A member of a foreign entity has limited liability only if, based solely on the controlling statute or law pursuant to which the entity is organized, the member’s personal liability for the debts or claims against the entity is limited (for example, to the amount of the member’s unpaid capital contribution or to the amount of a statutorily limited guarantee). 61 FR 21991.

The administrative history tells us directly that unpaid capital contribution is a limit on liability.

It seems more likely that this is a case of bad wording for the regulation: By using an expansive phrase like “all or any portion of the debts”, the regulation unintentionally made limited liability sound like something that is inconsistent with the common understanding of limited liability–that there is some limit to liability other than how much the member owns or how large the debt is.
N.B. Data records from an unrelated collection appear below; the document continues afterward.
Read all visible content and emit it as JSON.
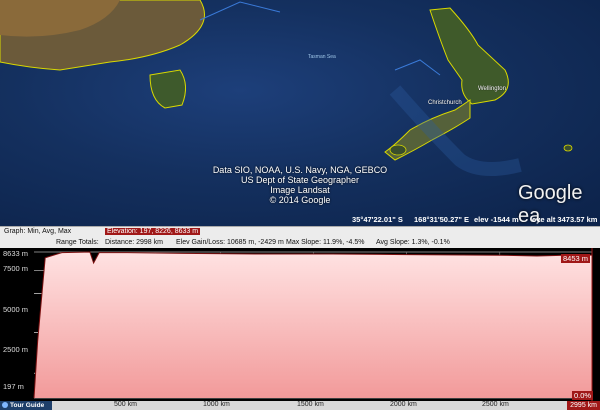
{
  "map": {
    "sea_label": "Tasman Sea",
    "city_wellington": "Wellington",
    "city_christchurch": "Christchurch",
    "attribution": [
      "Data SIO, NOAA, U.S. Navy, NGA, GEBCO",
      "US Dept of State Geographer",
      "Image Landsat",
      "© 2014 Google"
    ],
    "logo": "Google ea",
    "status": {
      "lat": "35°47'22.01\" S",
      "lon": "168°31'50.27\" E",
      "elev": "elev -1544 m",
      "eye_alt": "eye alt 3473.57 km"
    }
  },
  "profile_info": {
    "graph_label": "Graph: Min, Avg, Max",
    "elevation": "Elevation: 197, 8226, 8633 m",
    "range_totals": "Range Totals:",
    "distance": "Distance: 2998 km",
    "elev_gain_loss": "Elev Gain/Loss: 10685 m, -2429 m",
    "max_slope": "Max Slope: 11.9%, -4.5%",
    "avg_slope": "Avg Slope: 1.3%, -0.1%"
  },
  "y_axis": [
    "8633 m",
    "7500 m",
    "5000 m",
    "2500 m",
    "197 m"
  ],
  "x_axis": [
    "500 km",
    "1000 km",
    "1500 km",
    "2000 km",
    "2500 km",
    "2995 km"
  ],
  "current_value": "8453 m",
  "slope_value": "0.0%",
  "tour_guide": "Tour Guide",
  "colors": {
    "profile_fill": "#f6b0b0",
    "badge": "#a01818"
  },
  "chart_data": {
    "type": "area",
    "x": [
      0,
      20,
      60,
      150,
      300,
      320,
      350,
      500,
      800,
      1200,
      1600,
      2000,
      2300,
      2500,
      2700,
      2900,
      2995
    ],
    "y": [
      197,
      3500,
      8300,
      8600,
      8633,
      8000,
      8600,
      8600,
      8550,
      8520,
      8520,
      8480,
      8460,
      8450,
      8400,
      8460,
      8453
    ],
    "ylim": [
      197,
      8633
    ],
    "xlim": [
      0,
      2995
    ]
  }
}
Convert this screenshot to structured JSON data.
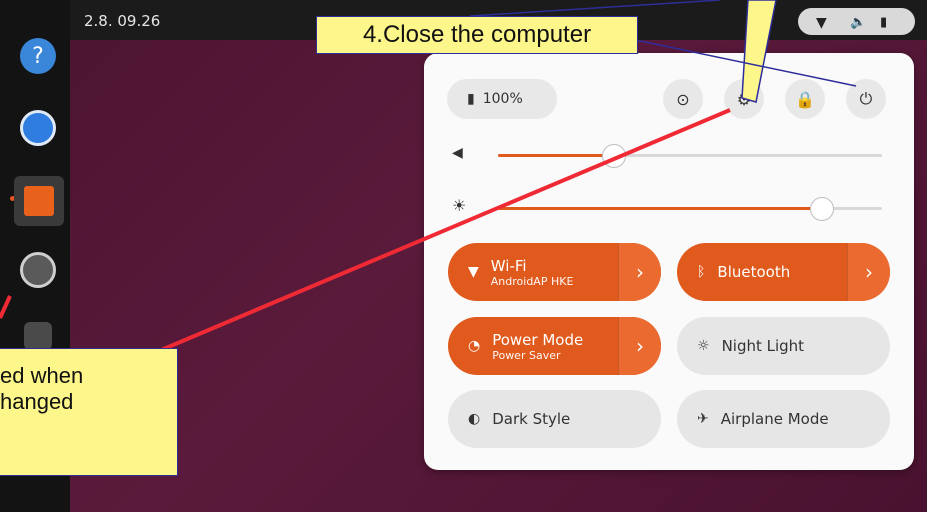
{
  "topbar": {
    "clock": "2.8. 09.26"
  },
  "quick_settings": {
    "battery_label": "100%",
    "tiles": [
      {
        "title": "Wi-Fi",
        "subtitle": "AndroidAP HKE",
        "state": "on"
      },
      {
        "title": "Bluetooth",
        "subtitle": "",
        "state": "on"
      },
      {
        "title": "Power Mode",
        "subtitle": "Power Saver",
        "state": "on"
      },
      {
        "title": "Night Light",
        "subtitle": "",
        "state": "off"
      },
      {
        "title": "Dark Style",
        "subtitle": "",
        "state": "off"
      },
      {
        "title": "Airplane Mode",
        "subtitle": "",
        "state": "off"
      }
    ],
    "volume_level": 0.3,
    "brightness_level": 0.84
  },
  "annotations": {
    "callout_top": "4.Close the computer",
    "callout_left_line1": "ed when",
    "callout_left_line2": "hanged"
  },
  "colors": {
    "accent": "#e05a1e",
    "callout_bg": "#fdf68a",
    "arrow_red": "#f02a35"
  }
}
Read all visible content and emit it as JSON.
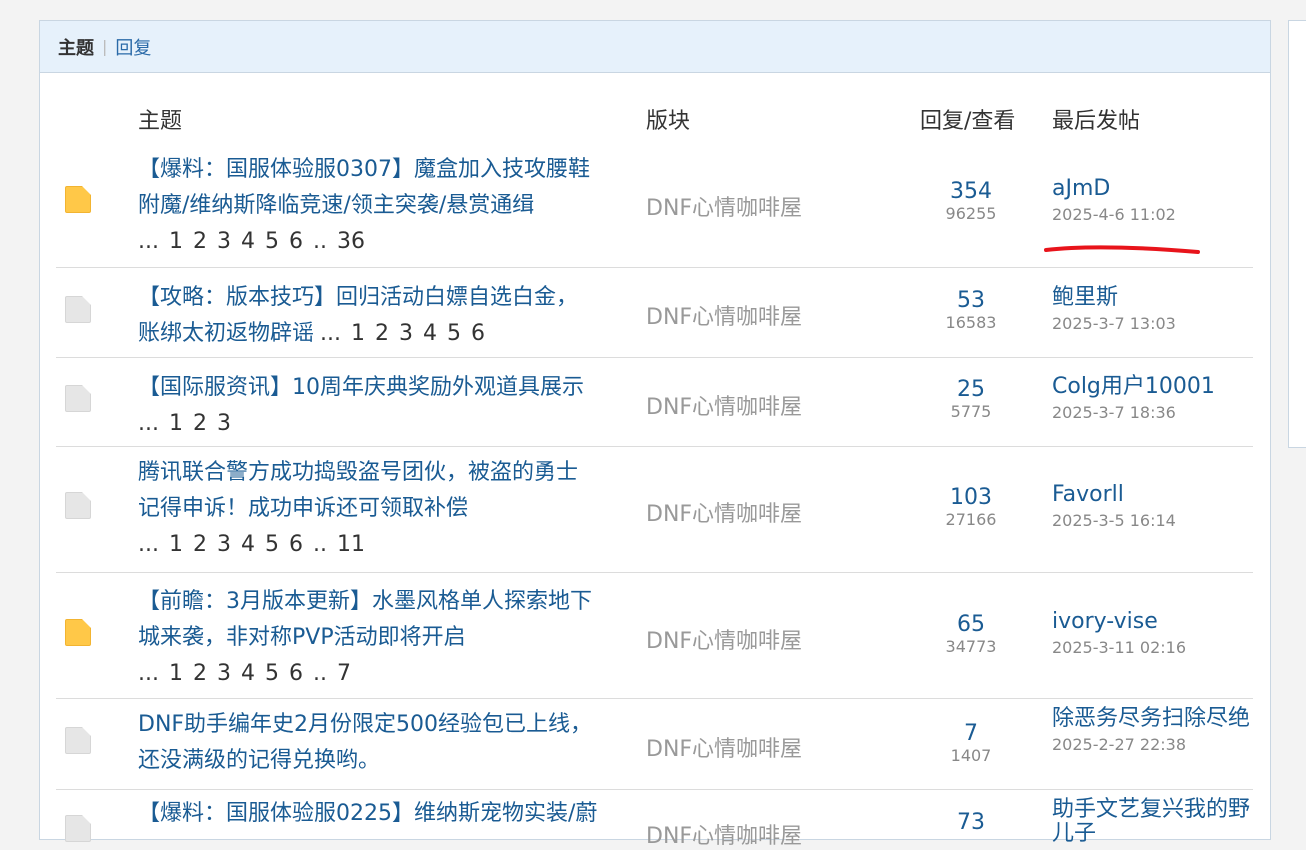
{
  "tabs": {
    "active": "主题",
    "other": "回复"
  },
  "columns": {
    "topic": "主题",
    "forum": "版块",
    "stats": "回复/查看",
    "last": "最后发帖"
  },
  "rows": [
    {
      "icon": "folder-hot-icon",
      "title_lines": [
        "【爆料：国服体验服0307】魔盒加入技攻腰鞋",
        "附魔/维纳斯降临竞速/领主突袭/悬赏通缉"
      ],
      "pages": [
        "...",
        "1",
        "2",
        "3",
        "4",
        "5",
        "6",
        "..",
        "36"
      ],
      "forum": "DNF心情咖啡屋",
      "replies": "354",
      "views": "96255",
      "last_user": "aJmD",
      "last_time": "2025-4-6 11:02"
    },
    {
      "icon": "folder-icon",
      "title_lines": [
        "【攻略：版本技巧】回归活动白嫖自选白金，",
        "账绑太初返物辟谣"
      ],
      "pages": [
        "...",
        "1",
        "2",
        "3",
        "4",
        "5",
        "6"
      ],
      "forum": "DNF心情咖啡屋",
      "replies": "53",
      "views": "16583",
      "last_user": "鲍里斯",
      "last_time": "2025-3-7 13:03"
    },
    {
      "icon": "folder-icon",
      "title_lines": [
        "【国际服资讯】10周年庆典奖励外观道具展示"
      ],
      "pages": [
        "...",
        "1",
        "2",
        "3"
      ],
      "forum": "DNF心情咖啡屋",
      "replies": "25",
      "views": "5775",
      "last_user": "Colg用户10001",
      "last_time": "2025-3-7 18:36"
    },
    {
      "icon": "folder-icon",
      "title_lines": [
        "腾讯联合警方成功捣毁盗号团伙，被盗的勇士",
        "记得申诉！成功申诉还可领取补偿"
      ],
      "pages": [
        "...",
        "1",
        "2",
        "3",
        "4",
        "5",
        "6",
        "..",
        "11"
      ],
      "forum": "DNF心情咖啡屋",
      "replies": "103",
      "views": "27166",
      "last_user": "Favorll",
      "last_time": "2025-3-5 16:14"
    },
    {
      "icon": "folder-hot-icon",
      "title_lines": [
        "【前瞻：3月版本更新】水墨风格单人探索地下",
        "城来袭，非对称PVP活动即将开启"
      ],
      "pages": [
        "...",
        "1",
        "2",
        "3",
        "4",
        "5",
        "6",
        "..",
        "7"
      ],
      "forum": "DNF心情咖啡屋",
      "replies": "65",
      "views": "34773",
      "last_user": "ivory-vise",
      "last_time": "2025-3-11 02:16"
    },
    {
      "icon": "folder-icon",
      "title_lines": [
        "DNF助手编年史2月份限定500经验包已上线，",
        "还没满级的记得兑换哟。"
      ],
      "pages": [],
      "forum": "DNF心情咖啡屋",
      "replies": "7",
      "views": "1407",
      "last_user": "除恶务尽务扫除尽绝",
      "last_time": "2025-2-27 22:38"
    },
    {
      "icon": "folder-icon",
      "title_lines": [
        "【爆料：国服体验服0225】维纳斯宠物实装/蔚"
      ],
      "pages": [],
      "forum": "DNF心情咖啡屋",
      "replies": "73",
      "views": "",
      "last_user": "助手文艺复兴我的野儿子",
      "last_time": ""
    }
  ],
  "annotation_color": "#e8141b"
}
These companies are corporations by default, because the members have limited liability.

Proportion of liability

In some cases, you might find an example where the members of the entity are responsible for only a proportion of the entity’s debts. For example, if a unit holder owns 20 out of 100 units of a unit trust, then in these types of arrangements, the unit holder is responsible for 20% of the unit trust’s debts only. Is this personal liability?

We can see this in the administrative history of the regulations. Specifically, when the IRS first proposed section 301.7701-3(b), governing default classifications, it focused on whether there exists a member with unlimited liability, and it defined unlimited liability to mean when a creditor “may seek satisfaction of debts or claims against the entity”. 61 FR 21996.
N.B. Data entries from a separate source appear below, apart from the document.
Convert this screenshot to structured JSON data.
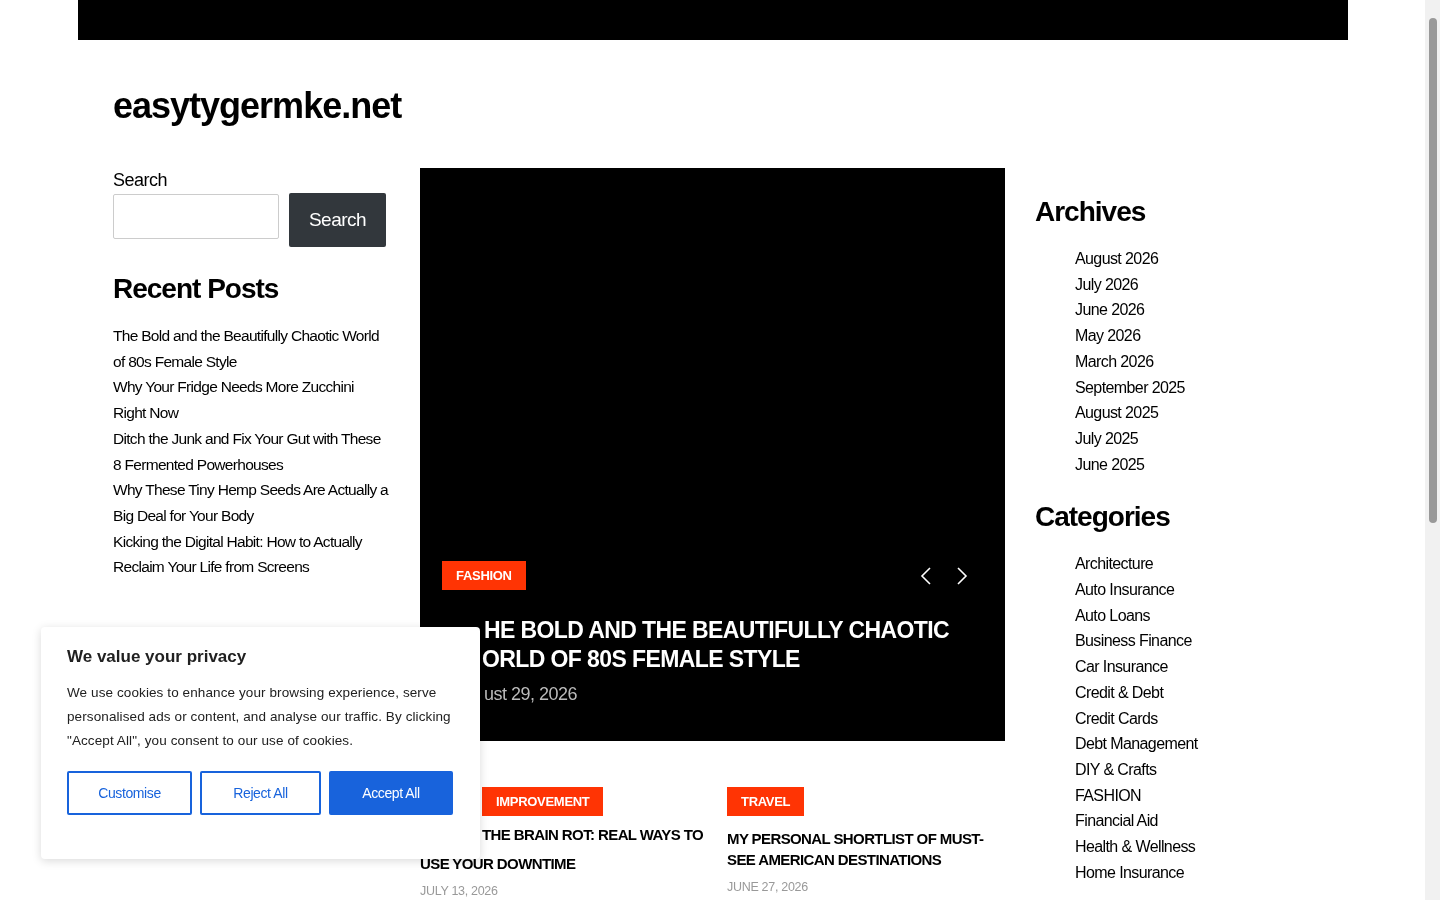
{
  "site_title": "easytygermke.net",
  "search": {
    "label": "Search",
    "button": "Search"
  },
  "recent_posts": {
    "title": "Recent Posts",
    "items": [
      {
        "title": "The Bold and the Beautifully Chaotic World of 80s Female Style"
      },
      {
        "title": "Why Your Fridge Needs More Zucchini Right Now"
      },
      {
        "title": "Ditch the Junk and Fix Your Gut with These 8 Fermented Powerhouses"
      },
      {
        "title": "Why These Tiny Hemp Seeds Are Actually a Big Deal for Your Body"
      },
      {
        "title": "Kicking the Digital Habit: How to Actually Reclaim Your Life from Screens"
      }
    ]
  },
  "hero": {
    "kind": "picture",
    "category": "FASHION",
    "title_lines": [
      "HE BOLD AND THE BEAUTIFULLY CHAOTIC",
      "ORLD OF 80S FEMALE STYLE"
    ],
    "date": "ust 29, 2026"
  },
  "posts": [
    {
      "category": "IMPROVEMENT",
      "title_lines": [
        "THE BRAIN ROT: REAL WAYS TO",
        "USE YOUR DOWNTIME"
      ],
      "date": "JULY 13, 2026"
    },
    {
      "category": "TRAVEL",
      "title_lines": [
        "MY PERSONAL SHORTLIST OF MUST-",
        "SEE AMERICAN DESTINATIONS"
      ],
      "date": "JUNE 27, 2026"
    }
  ],
  "archives": {
    "title": "Archives",
    "items": [
      "August 2026",
      "July 2026",
      "June 2026",
      "May 2026",
      "March 2026",
      "September 2025",
      "August 2025",
      "July 2025",
      "June 2025"
    ]
  },
  "categories": {
    "title": "Categories",
    "items": [
      "Architecture",
      "Auto Insurance",
      "Auto Loans",
      "Business Finance",
      "Car Insurance",
      "Credit & Debt",
      "Credit Cards",
      "Debt Management",
      "DIY & Crafts",
      "FASHION",
      "Financial Aid",
      "Health & Wellness",
      "Home Insurance"
    ]
  },
  "cookie": {
    "title": "We value your privacy",
    "text": "We use cookies to enhance your browsing experience, serve personalised ads or content, and analyse our traffic. By clicking \"Accept All\", you consent to our use of cookies.",
    "buttons": [
      {
        "label": "Customise",
        "kind": "outline"
      },
      {
        "label": "Reject All",
        "kind": "outline"
      },
      {
        "label": "Accept All",
        "kind": "primary"
      }
    ]
  }
}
The IRS then received some comments, pointing out that there are some foreign joint ventures where the partners are not jointly or severally liable, meaning each partner is liable for only a portion of the debts. 61 FR 66586. The comments suggested, and the IRS agreed, that these entities should be partnerships by default. 61 FR 66586. In response, the IRS adopted the current wording of the regulations, focusing on whether all members have limited liability and definition personal liability to mean when a creditor “may seek satisfaction of all or any portion of the debts” from the members (adding “all or any portion”). 61 FR 66591.

From the administrative history, we can see why the regulation has such an expansive wording: It is meant to catch situations where members have personal liability in proportion to their membership interest. In these situations, there is a limit to the personal liability, but it is defined in reference to the amount of debt (amount of debt times membership interest). The member has personal liability.

These types of arrangements are partnerships by default.

Consult with a local expert if you are not sure

As the regulations point out, the question of whether there is limited liability is a matter of local law where the business entity is formed. If you want to determine whether an investment is a PFIC by attacking whether it is a corporation, it is prudent to consult with a local expert on whether the members of the entity have personal liability for the entity’s debts.

PFIC and CFCs